Task to carry out | Please set down the data word for word; images do not go in the copy.

##########

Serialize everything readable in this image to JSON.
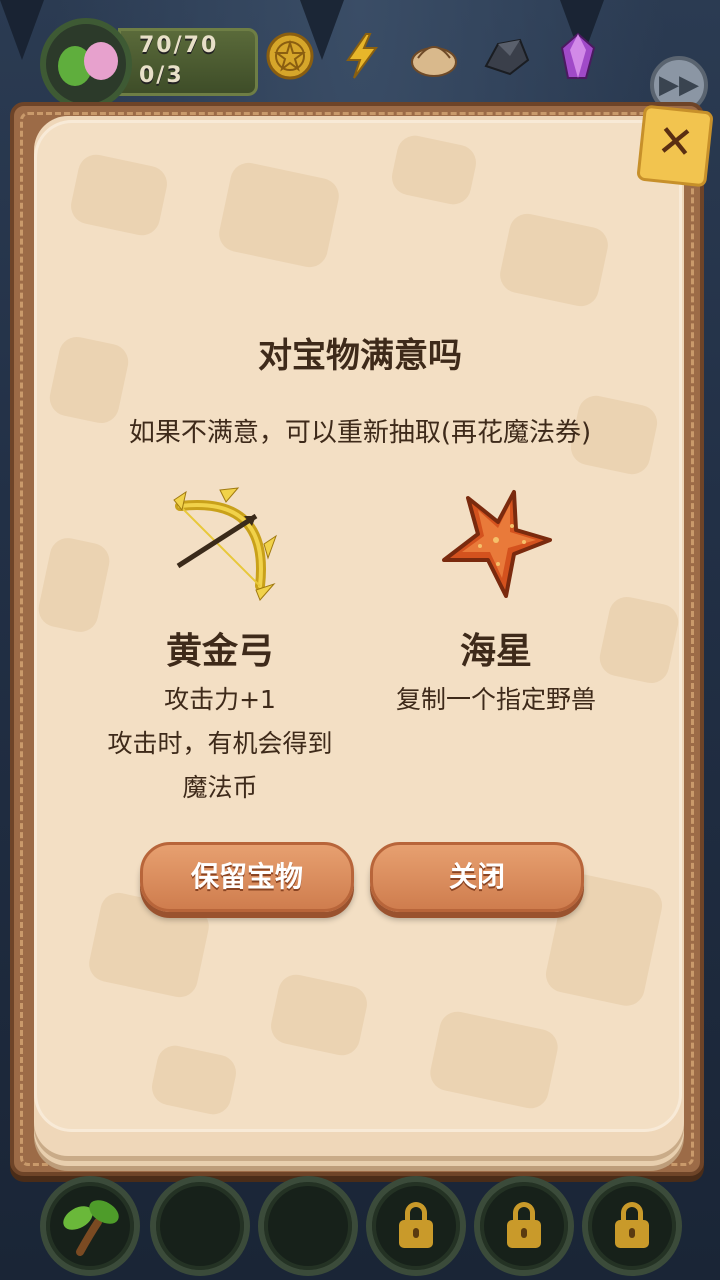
{
  "hud": {
    "hp": "70/70",
    "count": "0/3"
  },
  "resources": [
    "pentacle-coin-icon",
    "lightning-icon",
    "dumpling-icon",
    "ore-icon",
    "crystal-icon"
  ],
  "modal": {
    "title": "对宝物满意吗",
    "subtitle": "如果不满意，可以重新抽取(再花魔法券)",
    "items": [
      {
        "icon": "golden-bow-icon",
        "name": "黄金弓",
        "desc_line1": "攻击力+1",
        "desc_line2": "攻击时，有机会得到",
        "desc_line3": "魔法币"
      },
      {
        "icon": "starfish-icon",
        "name": "海星",
        "desc_line1": "复制一个指定野兽"
      }
    ],
    "keep_button": "保留宝物",
    "close_button": "关闭"
  },
  "slots": [
    "sprout-icon",
    "empty",
    "empty",
    "lock-icon",
    "lock-icon",
    "lock-icon"
  ],
  "colors": {
    "button": "#d8875a",
    "page": "#f3dfc4",
    "frame": "#9c6b47",
    "close_tab": "#f2c44f"
  }
}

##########

Solution for this exercise |
Serialize everything readable in this image to JSON.
{
  "hud": {
    "hp": "70/70",
    "count": "0/3"
  },
  "resources": [
    "pentacle-coin-icon",
    "lightning-icon",
    "dumpling-icon",
    "ore-icon",
    "crystal-icon"
  ],
  "modal": {
    "title": "对宝物满意吗",
    "subtitle": "如果不满意，可以重新抽取(再花魔法券)",
    "items": [
      {
        "icon": "golden-bow-icon",
        "name": "黄金弓",
        "desc_line1": "攻击力+1",
        "desc_line2": "攻击时，有机会得到",
        "desc_line3": "魔法币"
      },
      {
        "icon": "starfish-icon",
        "name": "海星",
        "desc_line1": "复制一个指定野兽"
      }
    ],
    "keep_button": "保留宝物",
    "close_button": "关闭"
  },
  "slots": [
    "sprout-icon",
    "empty",
    "empty",
    "lock-icon",
    "lock-icon",
    "lock-icon"
  ],
  "colors": {
    "button": "#d8875a",
    "page": "#f3dfc4",
    "frame": "#9c6b47",
    "close_tab": "#f2c44f"
  }
}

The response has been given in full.